**DIRECTIONS**.
Counting only lines of the listing below that hold the word "label", give the total and nothing else.

**RECORDS**.
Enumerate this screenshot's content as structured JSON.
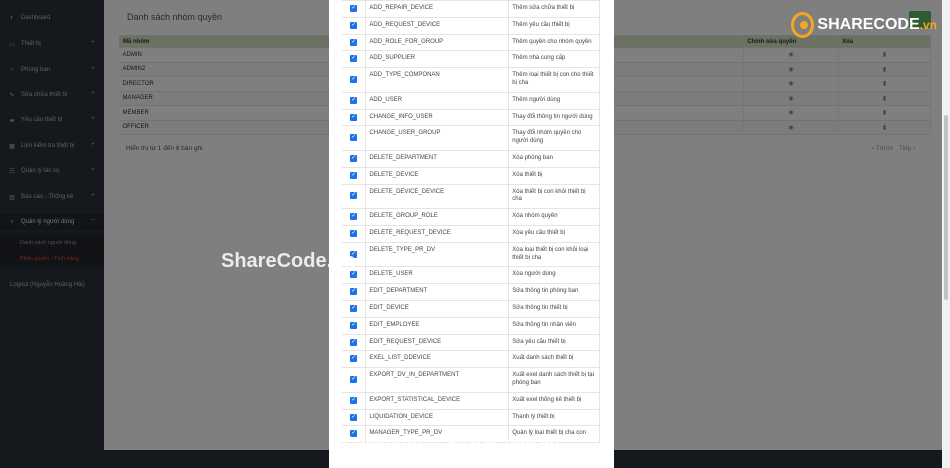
{
  "sidebar": {
    "items": [
      {
        "label": "Dashboard",
        "icon": "dashboard-icon"
      },
      {
        "label": "Thiết bị",
        "icon": "monitor-icon"
      },
      {
        "label": "Phòng ban",
        "icon": "home-icon"
      },
      {
        "label": "Sửa chữa thiết bị",
        "icon": "wrench-icon"
      },
      {
        "label": "Yêu cầu thiết bị",
        "icon": "truck-icon"
      },
      {
        "label": "Lịch kiểm tra thiết bị",
        "icon": "calendar-icon"
      },
      {
        "label": "Quản lý tác vụ",
        "icon": "tasks-icon"
      },
      {
        "label": "Báo cáo - Thống kê",
        "icon": "chart-icon"
      },
      {
        "label": "Quản lý người dùng",
        "icon": "user-icon"
      }
    ],
    "sub_items": [
      "Danh sách người dùng",
      "Phân quyền - Tính năng"
    ],
    "logout": "Logout (Nguyễn Hoàng Hải)"
  },
  "main": {
    "title": "Danh sách nhóm quyền",
    "columns": [
      "Mã nhóm",
      "Chỉnh sửa quyền",
      "Xóa"
    ],
    "rows": [
      "ADMIN",
      "ADMIN2",
      "DIRECTOR",
      "MANAGER",
      "MEMBER",
      "OFFICER"
    ],
    "summary": "Hiển thị từ 1 đến 6 bản ghi",
    "pager_prev": "Trước",
    "pager_next": "Tiếp"
  },
  "modal": {
    "permissions": [
      {
        "code": "ADD_REPAIR_DEVICE",
        "desc": "Thêm sửa chữa thiết bị"
      },
      {
        "code": "ADD_REQUEST_DEVICE",
        "desc": "Thêm yêu cầu thiết bị"
      },
      {
        "code": "ADD_ROLE_FOR_GROUP",
        "desc": "Thêm quyền cho nhóm quyền"
      },
      {
        "code": "ADD_SUPPLIER",
        "desc": "Thêm nhà cung cấp"
      },
      {
        "code": "ADD_TYPE_COMPONAN",
        "desc": "Thêm loại thiết bị con cho thiết bị cha"
      },
      {
        "code": "ADD_USER",
        "desc": "Thêm người dùng"
      },
      {
        "code": "CHANGE_INFO_USER",
        "desc": "Thay đổi thông tin người dùng"
      },
      {
        "code": "CHANGE_USER_GROUP",
        "desc": "Thay đổi nhóm quyền cho người dùng"
      },
      {
        "code": "DELETE_DEPARTMENT",
        "desc": "Xóa phòng ban"
      },
      {
        "code": "DELETE_DEVICE",
        "desc": "Xóa thiết bị"
      },
      {
        "code": "DELETE_DEVICE_DEVICE",
        "desc": "Xóa thiết bị con khỏi thiết bị cha"
      },
      {
        "code": "DELETE_GROUP_ROLE",
        "desc": "Xóa nhóm quyền"
      },
      {
        "code": "DELETE_REQUEST_DEVICE",
        "desc": "Xóa yêu cầu thiết bị"
      },
      {
        "code": "DELETE_TYPE_PR_DV",
        "desc": "Xóa loại thiết bị con khỏi loại thiết bị cha"
      },
      {
        "code": "DELETE_USER",
        "desc": "Xóa người dùng"
      },
      {
        "code": "EDIT_DEPARTMENT",
        "desc": "Sửa thông tin phòng ban"
      },
      {
        "code": "EDIT_DEVICE",
        "desc": "Sửa thông tin thiết bị"
      },
      {
        "code": "EDIT_EMPLOYEE",
        "desc": "Sửa thông tin nhân viên"
      },
      {
        "code": "EDIT_REQUEST_DEVICE",
        "desc": "Sửa yêu cầu thiết bị"
      },
      {
        "code": "EXEL_LIST_DDEVICE",
        "desc": "Xuất danh sách thiết bị"
      },
      {
        "code": "EXPORT_DV_IN_DEPARTMENT",
        "desc": "Xuất exel danh sách thiết bị tại phòng ban"
      },
      {
        "code": "EXPORT_STATISTICAL_DEVICE",
        "desc": "Xuất exel thống kê thiết bị"
      },
      {
        "code": "LIQUIDATION_DEVICE",
        "desc": "Thanh lý thiết bị"
      },
      {
        "code": "MANAGER_TYPE_PR_DV",
        "desc": "Quản lý loại thiết bị cha con"
      }
    ]
  },
  "watermarks": {
    "center": "ShareCode.vn",
    "bottom": "Copyright © ShareCode.vn",
    "logo_main": "SHARECODE",
    "logo_tld": ".vn"
  },
  "colors": {
    "sidebar_bg": "#2b3038",
    "table_header": "#d7e5c3",
    "checkbox": "#1a73e8",
    "active_accent": "#e74c3c",
    "logo_accent": "#f5a623"
  }
}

**OUTPUT FOR THIS EXERCISE**.
9